One of the most common misconceptions people have about Africa is “all of Africa is the same”. Almost every time I cross borders overland, I’m amazed at the kind of changes that some imaginary line can introduce. Malawi was no different. First, I noticed an increase in population density (Malawi has almost 14 million people in just 118,000 square kilometers compared to Zambia which has about the same population in an area seven times the size). While nothing seems crowded after my month in China, there was a consistent string of little villages, to an extent that it made finding a lunch spot or even a non-discreet bush toilet a challenge even for our driver TK has been perfecting his picnic spot spotting abilities for over a decade. The Land Where People Materialize Out of Thin Air Our first day in Malawi he picked a place that fit two out of three usual characteristics (clean, shaded, away from villages)… or so he thought. When we unpacked the first couple chairs, we saw one kid peeking curiously from the road. Before we knew it, a dozen of his friends gathered, shyly hiding behind a dead tree but very blatantly watching our every move. “Ignore them, ignore them” said Nikka, as he quickly chopped carrots, since Nomad Adventures has a policy against giving leftover food to villagers since word travels fast and they don’t want the locals to expect a free feast every time they see a truck. A few minutes after the young children started gathering, a herd of cow hopped over the hill made by the elevated train tracks. The teenage herdsman paused to investigate what we were doing but seemed to decide, regretfully, that he should follow his cows. Tailing the bovines came another clump of preteen boys wielding small wooden clubs accompanied by mangy dogs. They surrounded us, spaced out in the nearby field, watching us hungrily between the tall grasslands. “Oh goodness. It looks like we might be the ones eaten at this meal”, one of the Belgians commented. Nikka’s chopping accelerated audibly and we awkwardly clutched empty water bottles and nervously looked around for potential defense weapons. After ten or so minutes, the preteens got bored and the hunting party moved on but the first clump of young kids didn’t move an inch until our truck left them in a dust cloud. “Sharing is Caring”: Relentless Entrepreneurs Who Convince You to Strip Time and time again, this lesson that “empty spaces in Malawi aren’t actually empty” seemed reinforced. You go for a swim at the beach of Lake Malawi and one guy appears to welcome you to his country. Before you know it, his brother, Happy, joins the group. Then it’s his cousin “Name is William. Business name is Georgie Peorgie”. Another kid pushes them aside to hold our hands. “I’m No Hassle. Come into my shop.
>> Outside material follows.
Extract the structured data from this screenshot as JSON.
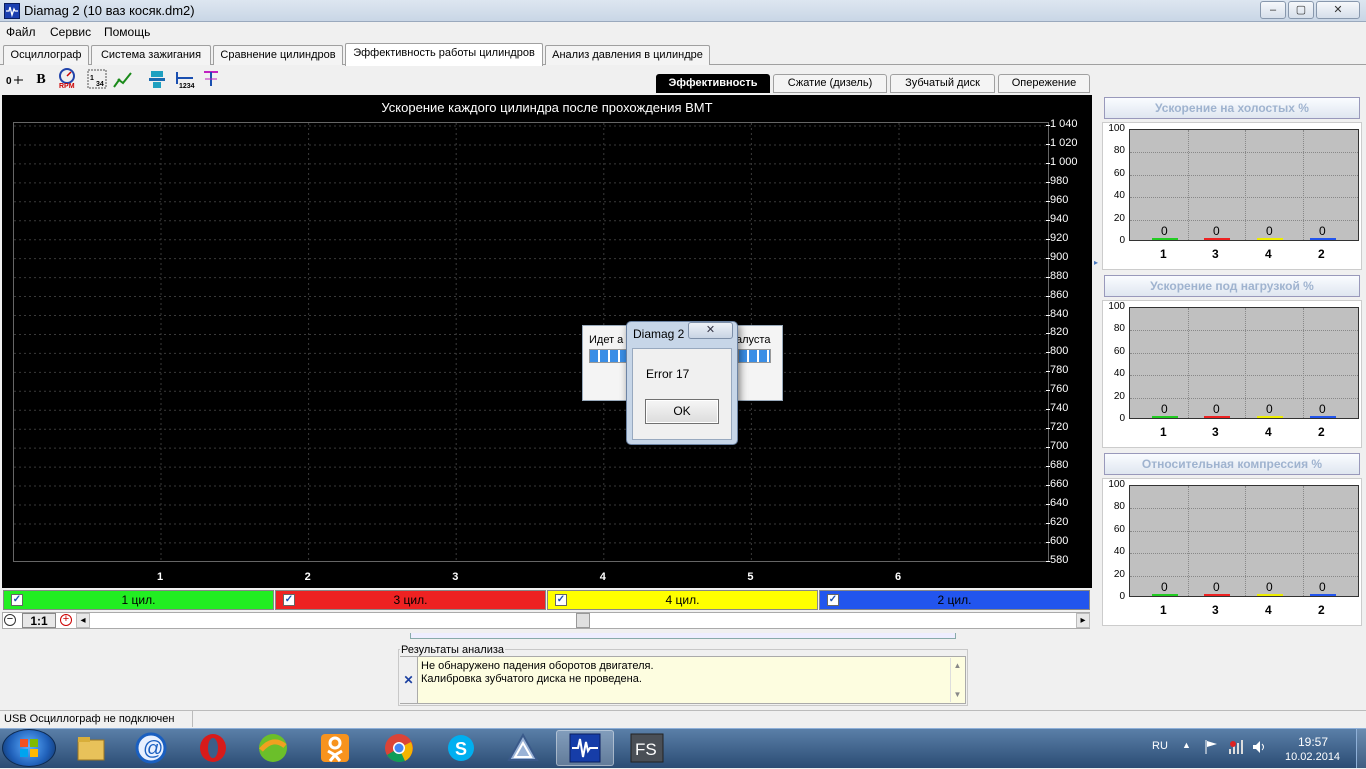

T.I.A. (“This Is Africa”)… free looks and you have all day”. Another doesn’t wait until we finish our swim and dives into the water and pulls out a handful of bracelets for sale (still not sure how he kept them dry). You tell them you don’t have any money and this excites them more. “Hakuna Matata. No problem. What do you have to trade? Maybe your watch? Sharing is caring!”. These twenty year olds are relentless and successfully had us stripping and swapping T-shirts, hats, socks and headphones for their woodcarvings, bracelets and necklaces. I ended up trading an old digital camera for two custom tailored pants and a magnet. While I’m sure I could have bartered harder, it provided an afternoon of activity, which involved marching around the village to pick out the fabric, finding two tailors (sharing is caring!), meet the boy’s mother and his friends… etc. The Wild West of Africa? Malawi mystified me in other ways. The buildings looked better constructed than in Zambia but the small towns gave off an eerie deserted feel like an old Wild West mining town (especially because they have “Gold Depot” shops). The paint was faded or peeling and chunks of the buildings seem to have been broken off. Many of the structures had boarded up windows and doors, with tattered sheets blowing in the breeze. Locals would be hanging out at one or two shops, or shooting pool at an outdoor billiard table under a thatched roof. The other half was completely deserted, as if haunted by ghosts. I was especially entranced by the “tea shops” I found in every town. “People in these parts can’t possibly be drinking enough tea to warrant a shop”, I thought to myself. When I asked the tour...